Clean It
One step that many homeowners skip or just aren’t aware of is gently washing the walls prior to applying paint. You aren’t going to wash it and scrub them, but simply use a damp cellulose sponge to prep the surface. Just rub that sponge down the walls using a solution of water with just a tiny amount of dishwashing liquid.

Don’t make the water soapy, though, because you don’t want to make bubbles and leave a soapy film on the wall. Just a few tiny drops is all you need, since dishwashing soap can help make dirt cling to the wet sponge. What this damp sponge rub-down accomplishes is removal of any grease, dirt, dust, lint, or cobwebs that could interfere with a great paint job. You’ll start with a clean canvas, so to speak, to apply the paint neatly and evenly.

Drop It
Speaking of canvas, that’s the way to go for drop cloth material Although they may be cheap and sound like a good idea, it is not recommended that you use those drop cloths that are coated in a smooth plastic – or any kind of drop cloth that is made of plastic – by itself. In other words, if water will flow off the surface of the cloth, it’s not ideal. You can use those underneath a traditional canvas drop cloth to protect your carpets and floors, but you should always have the cloth that will catch paint spills be the absorbent kind made of sturdy, thick canvas.

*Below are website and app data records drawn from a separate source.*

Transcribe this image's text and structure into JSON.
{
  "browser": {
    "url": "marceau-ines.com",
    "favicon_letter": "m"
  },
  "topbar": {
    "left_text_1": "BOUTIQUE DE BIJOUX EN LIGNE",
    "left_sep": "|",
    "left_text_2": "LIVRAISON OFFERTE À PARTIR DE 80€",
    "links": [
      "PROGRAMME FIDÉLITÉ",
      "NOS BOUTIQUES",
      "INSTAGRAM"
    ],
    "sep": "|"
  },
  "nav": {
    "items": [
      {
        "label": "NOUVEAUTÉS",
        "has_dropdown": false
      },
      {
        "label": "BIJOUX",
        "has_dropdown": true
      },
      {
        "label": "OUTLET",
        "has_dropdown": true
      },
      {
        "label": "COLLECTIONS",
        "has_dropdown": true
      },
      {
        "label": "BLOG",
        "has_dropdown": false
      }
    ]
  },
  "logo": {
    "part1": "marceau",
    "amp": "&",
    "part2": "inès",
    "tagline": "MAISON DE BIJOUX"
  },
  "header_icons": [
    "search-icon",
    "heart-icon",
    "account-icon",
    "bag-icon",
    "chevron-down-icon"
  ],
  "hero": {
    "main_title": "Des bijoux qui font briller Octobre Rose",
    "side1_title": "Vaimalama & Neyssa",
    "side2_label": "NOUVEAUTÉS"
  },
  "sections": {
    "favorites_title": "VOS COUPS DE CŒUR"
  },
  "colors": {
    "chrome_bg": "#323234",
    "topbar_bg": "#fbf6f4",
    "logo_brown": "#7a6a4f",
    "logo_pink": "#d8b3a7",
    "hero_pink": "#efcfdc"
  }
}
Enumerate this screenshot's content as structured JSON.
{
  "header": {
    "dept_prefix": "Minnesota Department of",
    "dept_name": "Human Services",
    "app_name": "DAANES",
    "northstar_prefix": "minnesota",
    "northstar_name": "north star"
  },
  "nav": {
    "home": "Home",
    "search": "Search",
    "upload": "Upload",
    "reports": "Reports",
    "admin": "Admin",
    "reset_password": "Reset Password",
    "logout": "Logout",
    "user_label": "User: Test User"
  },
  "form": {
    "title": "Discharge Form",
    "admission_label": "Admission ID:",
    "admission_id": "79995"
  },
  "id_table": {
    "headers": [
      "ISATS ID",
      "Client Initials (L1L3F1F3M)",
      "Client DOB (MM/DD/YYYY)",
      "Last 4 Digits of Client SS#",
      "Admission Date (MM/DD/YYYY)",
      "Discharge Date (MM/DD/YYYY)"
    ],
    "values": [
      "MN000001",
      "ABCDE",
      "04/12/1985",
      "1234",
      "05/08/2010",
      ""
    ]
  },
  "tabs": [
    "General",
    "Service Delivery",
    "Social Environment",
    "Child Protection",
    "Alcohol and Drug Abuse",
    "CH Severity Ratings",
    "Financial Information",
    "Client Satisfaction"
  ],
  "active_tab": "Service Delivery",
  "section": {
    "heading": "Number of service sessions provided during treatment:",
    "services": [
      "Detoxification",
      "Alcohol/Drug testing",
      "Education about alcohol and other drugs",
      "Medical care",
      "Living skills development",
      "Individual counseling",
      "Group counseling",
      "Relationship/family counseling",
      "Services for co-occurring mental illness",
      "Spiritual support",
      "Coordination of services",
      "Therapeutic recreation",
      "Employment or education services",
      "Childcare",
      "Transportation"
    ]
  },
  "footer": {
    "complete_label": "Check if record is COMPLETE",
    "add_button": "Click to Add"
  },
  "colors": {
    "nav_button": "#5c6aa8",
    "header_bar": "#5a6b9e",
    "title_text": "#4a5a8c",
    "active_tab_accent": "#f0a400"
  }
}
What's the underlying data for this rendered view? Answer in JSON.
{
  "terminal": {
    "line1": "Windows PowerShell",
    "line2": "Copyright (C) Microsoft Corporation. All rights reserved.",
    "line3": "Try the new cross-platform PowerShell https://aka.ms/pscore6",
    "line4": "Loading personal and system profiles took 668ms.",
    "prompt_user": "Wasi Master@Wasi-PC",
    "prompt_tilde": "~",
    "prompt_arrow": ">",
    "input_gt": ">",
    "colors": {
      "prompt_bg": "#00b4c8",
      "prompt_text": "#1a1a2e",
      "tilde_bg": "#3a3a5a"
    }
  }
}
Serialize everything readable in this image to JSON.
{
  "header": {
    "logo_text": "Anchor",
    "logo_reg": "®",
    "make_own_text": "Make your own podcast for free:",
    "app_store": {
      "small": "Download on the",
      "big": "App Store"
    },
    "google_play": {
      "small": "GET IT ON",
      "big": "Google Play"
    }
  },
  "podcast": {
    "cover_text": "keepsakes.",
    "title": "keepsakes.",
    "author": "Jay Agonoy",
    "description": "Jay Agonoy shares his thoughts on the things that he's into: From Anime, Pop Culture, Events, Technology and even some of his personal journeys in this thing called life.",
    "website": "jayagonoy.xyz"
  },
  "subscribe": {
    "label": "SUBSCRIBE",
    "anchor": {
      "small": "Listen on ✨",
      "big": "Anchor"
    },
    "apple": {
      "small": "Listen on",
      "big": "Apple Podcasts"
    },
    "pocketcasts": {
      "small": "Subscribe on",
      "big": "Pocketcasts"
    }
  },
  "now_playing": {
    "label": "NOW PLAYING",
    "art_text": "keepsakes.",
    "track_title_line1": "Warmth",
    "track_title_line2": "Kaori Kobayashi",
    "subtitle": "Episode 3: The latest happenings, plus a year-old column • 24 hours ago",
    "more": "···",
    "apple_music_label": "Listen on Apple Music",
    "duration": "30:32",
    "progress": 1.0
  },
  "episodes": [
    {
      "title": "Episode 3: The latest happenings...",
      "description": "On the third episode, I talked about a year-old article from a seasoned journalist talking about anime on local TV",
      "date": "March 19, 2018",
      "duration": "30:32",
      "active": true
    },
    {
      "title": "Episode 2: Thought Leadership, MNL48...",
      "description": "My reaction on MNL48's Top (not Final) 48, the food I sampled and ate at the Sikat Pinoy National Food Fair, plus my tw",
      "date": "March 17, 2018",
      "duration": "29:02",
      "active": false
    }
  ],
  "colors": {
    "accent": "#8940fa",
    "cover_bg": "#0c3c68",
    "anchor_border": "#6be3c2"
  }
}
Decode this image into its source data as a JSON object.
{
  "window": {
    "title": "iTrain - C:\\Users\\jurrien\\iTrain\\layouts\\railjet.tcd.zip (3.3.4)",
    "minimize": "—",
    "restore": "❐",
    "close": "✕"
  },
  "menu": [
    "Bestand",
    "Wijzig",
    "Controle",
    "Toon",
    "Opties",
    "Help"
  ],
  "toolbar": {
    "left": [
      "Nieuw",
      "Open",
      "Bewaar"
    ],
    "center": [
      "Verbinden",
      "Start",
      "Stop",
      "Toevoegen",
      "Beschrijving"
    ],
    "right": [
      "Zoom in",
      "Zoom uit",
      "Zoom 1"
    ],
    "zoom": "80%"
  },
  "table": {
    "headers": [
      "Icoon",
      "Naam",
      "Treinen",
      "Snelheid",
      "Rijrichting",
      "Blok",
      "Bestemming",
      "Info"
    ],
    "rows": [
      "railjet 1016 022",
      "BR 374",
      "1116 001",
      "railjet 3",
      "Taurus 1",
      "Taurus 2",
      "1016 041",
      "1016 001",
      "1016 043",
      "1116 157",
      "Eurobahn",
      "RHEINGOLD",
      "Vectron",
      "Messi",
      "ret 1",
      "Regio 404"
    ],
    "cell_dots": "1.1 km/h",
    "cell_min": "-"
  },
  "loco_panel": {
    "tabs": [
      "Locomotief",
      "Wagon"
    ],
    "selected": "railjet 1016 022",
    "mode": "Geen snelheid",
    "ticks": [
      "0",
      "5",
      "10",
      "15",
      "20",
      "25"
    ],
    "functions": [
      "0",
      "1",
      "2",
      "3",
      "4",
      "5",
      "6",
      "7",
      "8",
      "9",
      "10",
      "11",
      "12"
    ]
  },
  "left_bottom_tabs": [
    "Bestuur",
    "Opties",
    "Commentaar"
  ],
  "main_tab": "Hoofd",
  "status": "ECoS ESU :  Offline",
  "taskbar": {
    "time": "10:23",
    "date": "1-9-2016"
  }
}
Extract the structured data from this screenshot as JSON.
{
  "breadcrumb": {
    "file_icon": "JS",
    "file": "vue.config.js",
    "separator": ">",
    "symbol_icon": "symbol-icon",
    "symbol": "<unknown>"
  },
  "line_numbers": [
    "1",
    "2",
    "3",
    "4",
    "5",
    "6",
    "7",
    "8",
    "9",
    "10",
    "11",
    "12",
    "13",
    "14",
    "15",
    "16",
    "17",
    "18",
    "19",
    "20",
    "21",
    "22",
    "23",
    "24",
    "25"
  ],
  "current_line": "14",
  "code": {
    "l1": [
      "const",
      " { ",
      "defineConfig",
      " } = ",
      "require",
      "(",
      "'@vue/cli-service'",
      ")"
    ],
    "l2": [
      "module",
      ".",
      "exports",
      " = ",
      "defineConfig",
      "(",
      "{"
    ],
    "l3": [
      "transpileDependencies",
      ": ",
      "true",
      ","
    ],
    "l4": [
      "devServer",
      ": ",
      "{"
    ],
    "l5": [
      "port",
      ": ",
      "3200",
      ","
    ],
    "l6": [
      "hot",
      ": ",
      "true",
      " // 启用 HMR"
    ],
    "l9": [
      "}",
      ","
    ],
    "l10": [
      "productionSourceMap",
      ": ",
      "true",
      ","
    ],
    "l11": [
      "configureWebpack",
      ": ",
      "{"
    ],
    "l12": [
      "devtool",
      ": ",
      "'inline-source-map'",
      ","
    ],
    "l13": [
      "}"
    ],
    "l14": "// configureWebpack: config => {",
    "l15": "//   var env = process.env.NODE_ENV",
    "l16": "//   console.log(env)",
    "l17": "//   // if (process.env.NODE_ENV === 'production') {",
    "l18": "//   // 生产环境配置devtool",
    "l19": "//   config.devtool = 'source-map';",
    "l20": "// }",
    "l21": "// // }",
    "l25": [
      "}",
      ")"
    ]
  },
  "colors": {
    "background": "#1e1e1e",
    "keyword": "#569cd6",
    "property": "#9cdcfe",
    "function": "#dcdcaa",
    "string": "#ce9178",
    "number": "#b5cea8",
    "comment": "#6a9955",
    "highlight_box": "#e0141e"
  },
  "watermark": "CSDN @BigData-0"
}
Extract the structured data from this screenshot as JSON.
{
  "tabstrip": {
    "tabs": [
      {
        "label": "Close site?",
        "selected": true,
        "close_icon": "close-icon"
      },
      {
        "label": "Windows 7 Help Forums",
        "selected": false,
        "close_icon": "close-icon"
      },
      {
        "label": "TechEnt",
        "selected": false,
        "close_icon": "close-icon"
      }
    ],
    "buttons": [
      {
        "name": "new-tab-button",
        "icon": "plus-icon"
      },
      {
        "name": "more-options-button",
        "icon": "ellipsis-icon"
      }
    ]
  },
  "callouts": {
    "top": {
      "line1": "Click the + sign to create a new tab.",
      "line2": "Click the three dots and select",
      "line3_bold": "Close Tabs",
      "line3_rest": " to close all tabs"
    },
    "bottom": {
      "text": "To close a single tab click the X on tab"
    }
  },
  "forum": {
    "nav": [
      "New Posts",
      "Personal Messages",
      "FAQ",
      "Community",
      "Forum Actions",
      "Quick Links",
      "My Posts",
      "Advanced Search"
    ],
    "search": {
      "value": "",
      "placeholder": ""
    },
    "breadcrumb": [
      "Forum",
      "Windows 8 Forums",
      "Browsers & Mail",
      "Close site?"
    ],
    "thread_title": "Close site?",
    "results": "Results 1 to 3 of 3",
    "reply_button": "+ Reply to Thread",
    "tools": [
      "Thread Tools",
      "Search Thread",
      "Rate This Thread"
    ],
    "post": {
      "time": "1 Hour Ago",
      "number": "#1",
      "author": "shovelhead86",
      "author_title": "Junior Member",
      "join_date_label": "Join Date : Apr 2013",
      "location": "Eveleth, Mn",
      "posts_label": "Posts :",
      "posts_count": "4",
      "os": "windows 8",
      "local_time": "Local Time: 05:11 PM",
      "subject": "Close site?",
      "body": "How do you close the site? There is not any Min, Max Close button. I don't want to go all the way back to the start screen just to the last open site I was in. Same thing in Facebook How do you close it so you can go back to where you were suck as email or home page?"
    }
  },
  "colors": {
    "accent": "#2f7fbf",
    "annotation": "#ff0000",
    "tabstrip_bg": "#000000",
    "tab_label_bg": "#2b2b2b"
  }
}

The fact is, if you use a thick, heavy-duty canvas drop cloth you don’t need to have anything else underneath it to capture ordinary spills. You’d only need the added protection of plastic if you had a major accident, like spilling a whole tray or bucket of paint. The reason canvas is better than non-absorbent materials like plastic is that it will soak up the paint droplets – which will otherwise drain off along wrinkles in the cloth and wind up flowing onto the floor. Or it will pool into puddles that remain on the surface and get all over your shoes. Then you wind up tracking paint all over the house.

Cut and Roll
Start the painting of your room by going to a corner of the ceiling, where you will use a trim brush to paint a 3-4 inch strip – cutting into the ceiling where the ceiling meets the wall. From that cut-in section, use a roller to paint deeper into the ceiling. Alternate these steps, cutting into the ceiling with a brush and then rolling a section, painting only enough of the ceiling to move the wet edge deeper into it where it will be easy to roll larger areas. Once you have the perimeter painted in this way, roll on the rest, blending the lines as you overlap.

Next, cut in the walls using your trim brush, and trim around windows and doorways in a similar fashion, just to establish a nice neat edge and to get a margin of paint on the those trickier areas before you break out the less precise roller. Then you are ready to fill in the rest with a roller. A good technique is to paint small sections, one at a time, so that you concentrate on a 3-foot by 3-feet area, which keeps you working at arm’s length. Then move over and continue in that fashion until you’re done. Many experts like to first paint a big W or M inside that 3X3 space and then fill in the gaps, because that can help ensure more smooth, even, and seamless coverage.

The final step is to apply your trim paint. You may want to switch from a matte or semi-gloss for the trim, and use a glossier paint, if those are high-contract and high-traffic areas where a higher gloss paint is easier to clean to remove smudges and fingerprints. Paint follows gravity, so trim from the top of the door or window frame toward the floor – not from the bottom brushing upward.

Freeze and Thaw
By the way, if you cannot finish the job in one session, you can save some time with clean-up by just wrapping your wet brushes and rollers in plastic kitchen wrap, or tossing them into a plastic bag, and putting them in the freezer. You can even do that with your roller trays. Just remove most of the paint beforehand by pouring it back into the can. When you are ready to start painting again, remove the items from the freezer and let them thaw for 20-30 minutes. You can keep using that trick until you are finally finished with your project and are ready to fully clean your rollers, brushes, and trays.

Older Posts »